[Opening Input data section]
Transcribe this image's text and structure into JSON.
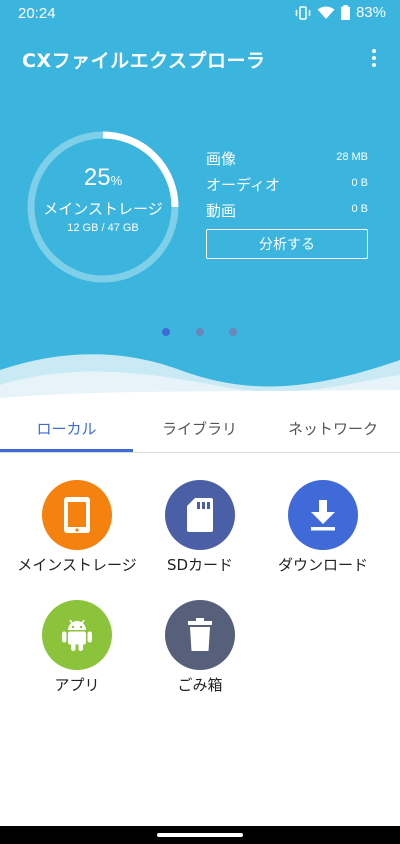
{
  "status_bar": {
    "time": "20:24",
    "battery": "83%"
  },
  "app": {
    "title": "CXファイルエクスプローラ"
  },
  "storage": {
    "percent": "25",
    "percent_unit": "%",
    "percent_value": 25,
    "name": "メインストレージ",
    "size_text": "12 GB / 47 GB"
  },
  "stats": [
    {
      "label": "画像",
      "value": "28 MB"
    },
    {
      "label": "オーディオ",
      "value": "0 B"
    },
    {
      "label": "動画",
      "value": "0 B"
    }
  ],
  "analyze_button": "分析する",
  "pager": {
    "count": 3,
    "active": 0
  },
  "tabs": [
    {
      "label": "ローカル",
      "active": true
    },
    {
      "label": "ライブラリ",
      "active": false
    },
    {
      "label": "ネットワーク",
      "active": false
    }
  ],
  "locations": [
    {
      "label": "メインストレージ",
      "icon": "tablet-icon",
      "color": "#f5820f"
    },
    {
      "label": "SDカード",
      "icon": "sd-card-icon",
      "color": "#4a5fa5"
    },
    {
      "label": "ダウンロード",
      "icon": "download-icon",
      "color": "#3f6ad8"
    },
    {
      "label": "アプリ",
      "icon": "android-icon",
      "color": "#8bc33a"
    },
    {
      "label": "ごみ箱",
      "icon": "trash-icon",
      "color": "#56607a"
    }
  ],
  "colors": {
    "header": "#3bb5dd",
    "accent": "#3f6ad8",
    "highlight_border": "#e2202e",
    "highlight_fill": "#f9c8ca"
  }
}
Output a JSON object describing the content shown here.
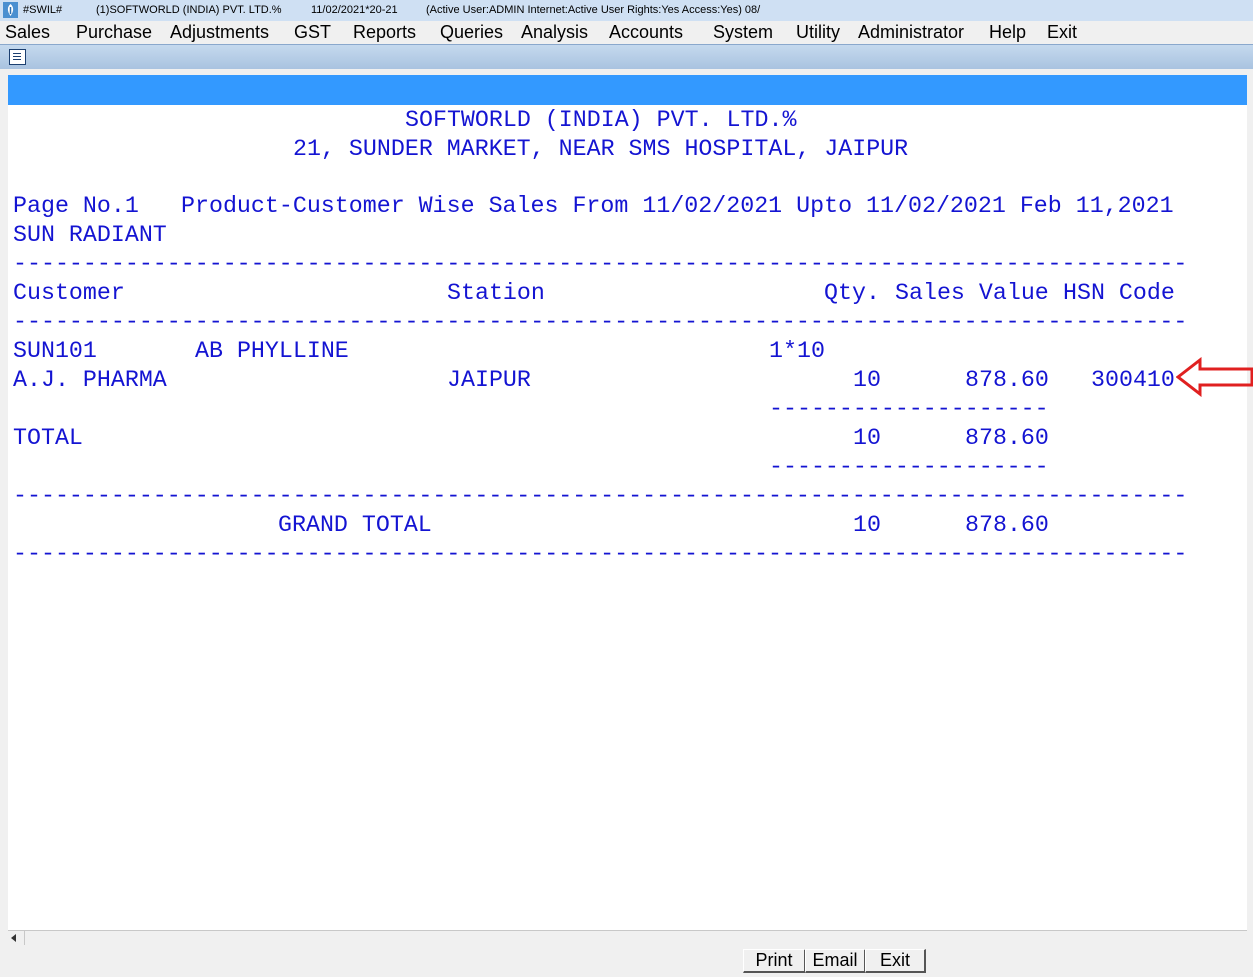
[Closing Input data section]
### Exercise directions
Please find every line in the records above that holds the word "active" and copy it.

### Completed exercise
    "active": 0
      "active": true
      "active": false
      "active": false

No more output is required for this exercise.